Part of his story will also be remembered as a result of his publishing liaison with Duncan Grieve in 'Dan Carter – My Story'.
This book serves as a timely reminder that no matter how gifted, how skilful, how successful a player may be in terms of rewards from the game, there is no replacement for hard work.
It is all too easy in the life of instant gratification that has now beset the world to believe that anyone of the afore-mentioned qualities would be sufficient to achieve a career of brilliance. Wrong.
It takes plenty of work and effort and that is without taking into account the vicissitudes that can be thrown in along the way like injury, self doubt and frustration that as you get older things don't recover quite so quickly.
All have been part of Carter's career and he talks about those moments in an engaging manner which nonetheless makes the point emphatically.
Too often New Zealand rugby fans expect a player possessing the ability to turn on brilliance, as Carter could do, at the drop of a hat. It has been fodder for talkback radio hosts for yonks. They asked why if he could do it in some games why couldn't he do it in others?
Oh that it were so easy.
It is a fact for every glimpse of class a player reveals, it is analysed, scrutinised, dissected, bisected and broken down to the nth degree by opposition analysts.

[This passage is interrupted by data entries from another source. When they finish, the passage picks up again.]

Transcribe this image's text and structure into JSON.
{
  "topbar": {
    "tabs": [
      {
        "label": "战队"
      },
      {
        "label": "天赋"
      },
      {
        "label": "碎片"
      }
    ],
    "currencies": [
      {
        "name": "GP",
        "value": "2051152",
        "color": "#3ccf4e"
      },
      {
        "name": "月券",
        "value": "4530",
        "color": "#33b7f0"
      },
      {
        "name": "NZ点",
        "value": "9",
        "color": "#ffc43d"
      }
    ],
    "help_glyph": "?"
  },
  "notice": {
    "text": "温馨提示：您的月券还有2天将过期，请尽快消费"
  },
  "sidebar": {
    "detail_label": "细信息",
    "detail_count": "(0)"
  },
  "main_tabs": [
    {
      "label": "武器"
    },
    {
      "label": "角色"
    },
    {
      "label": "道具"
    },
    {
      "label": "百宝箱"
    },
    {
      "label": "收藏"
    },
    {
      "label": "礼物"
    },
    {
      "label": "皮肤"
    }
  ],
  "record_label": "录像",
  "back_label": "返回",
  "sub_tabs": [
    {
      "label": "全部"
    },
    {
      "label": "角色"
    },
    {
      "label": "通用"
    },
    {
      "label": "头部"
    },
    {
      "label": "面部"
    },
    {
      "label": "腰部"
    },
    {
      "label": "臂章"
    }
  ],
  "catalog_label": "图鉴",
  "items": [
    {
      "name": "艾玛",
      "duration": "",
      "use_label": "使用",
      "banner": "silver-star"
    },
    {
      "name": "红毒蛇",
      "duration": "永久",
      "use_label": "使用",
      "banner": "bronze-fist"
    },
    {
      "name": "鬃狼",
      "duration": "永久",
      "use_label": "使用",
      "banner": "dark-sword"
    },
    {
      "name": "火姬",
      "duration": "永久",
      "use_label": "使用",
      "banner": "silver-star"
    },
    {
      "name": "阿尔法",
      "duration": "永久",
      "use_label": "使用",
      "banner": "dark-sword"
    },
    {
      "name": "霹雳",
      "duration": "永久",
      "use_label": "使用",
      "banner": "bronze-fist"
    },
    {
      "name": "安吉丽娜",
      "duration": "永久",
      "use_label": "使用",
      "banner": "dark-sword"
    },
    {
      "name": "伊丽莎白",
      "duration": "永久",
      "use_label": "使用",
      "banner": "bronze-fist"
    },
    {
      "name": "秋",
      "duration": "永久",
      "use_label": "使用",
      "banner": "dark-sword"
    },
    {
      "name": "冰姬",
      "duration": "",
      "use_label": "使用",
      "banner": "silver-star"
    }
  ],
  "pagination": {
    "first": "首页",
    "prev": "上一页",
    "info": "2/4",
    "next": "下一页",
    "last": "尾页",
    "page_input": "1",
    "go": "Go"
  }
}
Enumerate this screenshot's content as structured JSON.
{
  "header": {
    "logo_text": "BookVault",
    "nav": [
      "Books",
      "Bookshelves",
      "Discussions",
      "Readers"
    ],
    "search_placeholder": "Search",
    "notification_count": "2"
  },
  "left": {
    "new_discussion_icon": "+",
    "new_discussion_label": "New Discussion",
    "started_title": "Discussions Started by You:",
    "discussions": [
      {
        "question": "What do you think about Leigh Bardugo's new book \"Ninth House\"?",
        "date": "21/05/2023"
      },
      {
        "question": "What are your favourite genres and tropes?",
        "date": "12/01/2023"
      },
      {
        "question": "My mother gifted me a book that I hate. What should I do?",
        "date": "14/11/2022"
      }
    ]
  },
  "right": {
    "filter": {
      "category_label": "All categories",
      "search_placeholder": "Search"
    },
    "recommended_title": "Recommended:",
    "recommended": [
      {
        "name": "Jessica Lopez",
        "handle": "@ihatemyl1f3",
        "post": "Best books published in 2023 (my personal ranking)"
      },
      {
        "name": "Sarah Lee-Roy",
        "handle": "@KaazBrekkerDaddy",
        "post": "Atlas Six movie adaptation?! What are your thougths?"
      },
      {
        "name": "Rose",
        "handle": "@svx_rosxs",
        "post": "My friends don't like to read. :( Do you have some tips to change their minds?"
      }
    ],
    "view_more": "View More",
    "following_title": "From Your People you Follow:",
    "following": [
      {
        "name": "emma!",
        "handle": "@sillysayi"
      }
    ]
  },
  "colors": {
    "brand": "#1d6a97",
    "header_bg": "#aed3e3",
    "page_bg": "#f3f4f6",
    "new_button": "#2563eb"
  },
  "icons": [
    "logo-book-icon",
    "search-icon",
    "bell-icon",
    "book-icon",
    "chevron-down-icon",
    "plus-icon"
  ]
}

Life becomes so much tougher.
But rugby is a game that offers ways of containing the attention of opposing defences and allowing class to flourish.
For those who had written Carter off ahead of the 2015 season, especially with rivals lining up to potentially claim his place in an All Blacks backline, his innate class enabled him to not only meet that challenge, but to raise the bar ever higher.
It is difficult to imagine a way in which a player could leave a betterimpression for rugby eternity than what Carter achieved through the play-offs stages of the 2015 World Cup. Possibly only the efforts of team-mate and skipper Richie McCaw, under his own scrutiny and pressure in the loose forwards from Australia, come close.
There is some tittle-tattle in the book, the punch-up in Johannesburg with the New Zealand Colts, the taxi ride to London with some team-mates on the 2005 northern tour and a failed business venture, but Carter is not one for generally getting too involved in this sort of carry-on and the book is more about the development and sustenance of a career that provided so much.
It is interspersed with some diary moments of strategic points through the last two years.